NSAIDs: the Good and Bad
Are you one of the thousands of people who take anti-inflammatories daily to make it through the day? Many people who are suffering from headaches, pains or aches reach for these products to help relieve pain- because they are effective, but few of these people are aware of the potential side effects. We would be remiss if we did not speak of anti-inflammatories broadly because of how broad this class of substances is. There are synthetic as well as natural anti-inflammatories. Among the synthetic anti-inflammatories are Nsaids and steroidal anti-inflammatories which are used for serious medical conditions and are only available under a doctor’s prescription. The natural anti-inflammatories include a very large selection of foods and food extracts which many people find to be helpful, but their availability does not seem to have slowed down the use of NSAIDs among the general public.
In terms of NSAIDs, or non-steroidal anti-inflammatories, it is probably unrealistic not to recognize that the discussion of NSAIDs almost always, really, is a discussion of pain relivers. The vast majority of people taking NSAIDs are not taking it because they care one bit about COX 1 vs COX 2 or Inflammation. they are taking them because they care about pain. If I take this thing my pain will go away is the common thinking.
These NSAIDs are very effective at taking pain away which is why they have become a benchmark in the pain management landscape. Grocery stores, drug stores and even convenience stores have shelves full of anti-inflammatories of many, many brands of many different products- like ibuprofen, naproxen, diclofenac, celecoxib, mefenamic acid, aspirin and others.
NSAIDs and the Effects on the Heart
If it were more widely understood by the general public, the likelihood of increased atherosclerosis and coronary artery disease that come with prolonged use of synthetic NSAIDs, people would probably rely on them less. The hallmark study  was performed when Pfizer Pharmaceuticals was preparing to launch their flagship COX 2 inhibitor, Vioxx. These COX 2 inhibitors were going to be the anti-inflammatories that could be given to people regularly without the risk of ulceration that we run into with the other Cox inhibitors.
The people at Pfizer also understood that the disease that we call atherosclerosis, or the plaquing of the arteries, is not really essentially a disease of cholesterol, it is really a disorder of inflammation. The artery undergoes an inflammatory event, probably an injury and then an inflammation.

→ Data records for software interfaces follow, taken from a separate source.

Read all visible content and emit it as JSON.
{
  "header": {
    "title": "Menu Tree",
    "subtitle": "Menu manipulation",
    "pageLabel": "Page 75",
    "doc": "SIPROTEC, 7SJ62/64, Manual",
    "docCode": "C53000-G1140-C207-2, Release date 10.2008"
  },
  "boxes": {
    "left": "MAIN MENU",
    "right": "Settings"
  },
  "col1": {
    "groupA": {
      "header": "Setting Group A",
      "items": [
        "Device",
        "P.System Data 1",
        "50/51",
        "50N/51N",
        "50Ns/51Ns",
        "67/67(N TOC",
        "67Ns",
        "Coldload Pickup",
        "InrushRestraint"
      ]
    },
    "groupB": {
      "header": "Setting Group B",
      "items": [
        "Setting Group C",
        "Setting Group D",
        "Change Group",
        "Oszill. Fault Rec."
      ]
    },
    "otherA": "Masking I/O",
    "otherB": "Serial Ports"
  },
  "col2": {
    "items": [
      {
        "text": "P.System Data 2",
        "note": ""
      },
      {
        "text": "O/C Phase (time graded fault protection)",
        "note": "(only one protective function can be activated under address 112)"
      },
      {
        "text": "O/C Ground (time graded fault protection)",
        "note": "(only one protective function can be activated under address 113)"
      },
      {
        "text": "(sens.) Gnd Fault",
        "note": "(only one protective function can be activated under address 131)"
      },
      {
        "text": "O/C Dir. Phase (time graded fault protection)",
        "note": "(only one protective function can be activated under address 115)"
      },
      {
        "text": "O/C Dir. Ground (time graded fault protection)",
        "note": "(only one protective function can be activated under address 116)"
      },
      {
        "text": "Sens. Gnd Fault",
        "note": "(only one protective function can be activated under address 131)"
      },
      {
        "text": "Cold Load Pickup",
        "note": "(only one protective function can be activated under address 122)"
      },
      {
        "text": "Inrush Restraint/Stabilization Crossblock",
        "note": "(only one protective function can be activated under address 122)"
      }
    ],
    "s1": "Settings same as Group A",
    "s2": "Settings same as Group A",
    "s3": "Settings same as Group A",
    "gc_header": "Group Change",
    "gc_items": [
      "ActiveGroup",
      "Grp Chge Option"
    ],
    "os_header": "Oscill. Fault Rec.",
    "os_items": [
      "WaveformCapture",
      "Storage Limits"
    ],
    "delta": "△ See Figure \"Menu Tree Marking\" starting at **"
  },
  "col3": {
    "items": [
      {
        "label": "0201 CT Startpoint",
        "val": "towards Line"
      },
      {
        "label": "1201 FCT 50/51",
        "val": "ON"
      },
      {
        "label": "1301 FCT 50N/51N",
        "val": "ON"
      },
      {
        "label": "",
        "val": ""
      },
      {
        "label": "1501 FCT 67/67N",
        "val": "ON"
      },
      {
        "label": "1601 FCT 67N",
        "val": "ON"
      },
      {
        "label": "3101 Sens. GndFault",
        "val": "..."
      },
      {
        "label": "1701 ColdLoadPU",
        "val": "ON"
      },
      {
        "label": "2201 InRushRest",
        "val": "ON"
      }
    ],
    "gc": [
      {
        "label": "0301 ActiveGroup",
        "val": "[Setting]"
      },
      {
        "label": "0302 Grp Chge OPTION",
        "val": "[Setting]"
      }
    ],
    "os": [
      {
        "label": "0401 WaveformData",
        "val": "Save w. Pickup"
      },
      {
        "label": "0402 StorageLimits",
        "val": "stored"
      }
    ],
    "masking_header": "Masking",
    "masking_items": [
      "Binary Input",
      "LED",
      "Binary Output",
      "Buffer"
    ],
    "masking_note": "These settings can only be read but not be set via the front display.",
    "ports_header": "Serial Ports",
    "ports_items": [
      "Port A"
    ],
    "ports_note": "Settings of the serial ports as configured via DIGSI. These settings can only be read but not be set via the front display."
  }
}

Subsequent to that inflammation the artery is patched or repaired with cholesterol that turns the artery from a muscular, flexible elastic tissue, into a hardened, unyielding tube. The cholesterol was not as much as the culprit, as it becomes what the body uses to make the failed repair: inflammation was the culprit. Pfizer understood this and as they were preparing to launch Viox, their flagship Cox 2 inhibitor, they staged a very large study. The study was a large population of people that were given the NSAID every day, prophylactically, with the intent that it would inhibit inflammation and by inhibiting inflammation we would have less atherosclerosis, less coronary artery disease and less cardiovascular incidents: heart attacks, strokes, death. This study measured how much of these coronary adverse effects they were having. This study was halted before it could finish because it turned out people were having increased morbid side effects when they were taking the Vioxx.
Vioxx was given the dreaded black box warning, almost the kiss of death for any new drug. Later studies revealed that this was not Vioxx alone, and many of the NSAIDs that people take regularly had these effects. Subsequent studies have perhaps minimized the risk, but no one has disproved the risk. Most of us out here in the field of healthcare recognize that we are doing best by our patients if we minimize their exposure to NSAIDs.
gastrointestinal (GI) bleeding 
fatal cardiovascular events
risk of acute kidney injury
rise in HbA1c in type 2 diabetes
There are non-anti-inflammatories that do a great job at reliving pain without all of the side effects of NSAIDS. Things like lidocaine, Biofreeze, Cryoderm, capsicum preparations and other topical products of which there are many.
NSAIDs in Chiropractic Care
If you come to a chiropractor, you would probably expect to hear something like “hugs not drugs”. Chiropractic is classically the drug-free, pain management model. I think our position in chiropractic as the drug-free, pain management model is very, very valuable and it makes us useful in many situations where drugs cannot be employed. That does not mean that there are not some applications for these products in some cases.
Very commonly the management of a person chiropractically doesn’t simply involve adjustments. It involves managing chronic inflammation and chronic tissue quality issues that are simply not going to be treatable without actually creating some inflammation and/or managing this inflammation. When managing these complicated cases, NSAIDs become useful.
Anti-inflammatories have their place. We hope you may think before reaching for them daily and search for other solutions to your pain. Of course, when you just will not make it through a day without them, do not suffer. Be mindful of how much and how often you are taking them and start searching for other pain-relieving alternatives. Using pain relivers only to relieve pain is like covering your check engine light with a piece of tape. A better scenario is taking steps to manage your pain and allowing the pain relivers to help facilitate that process.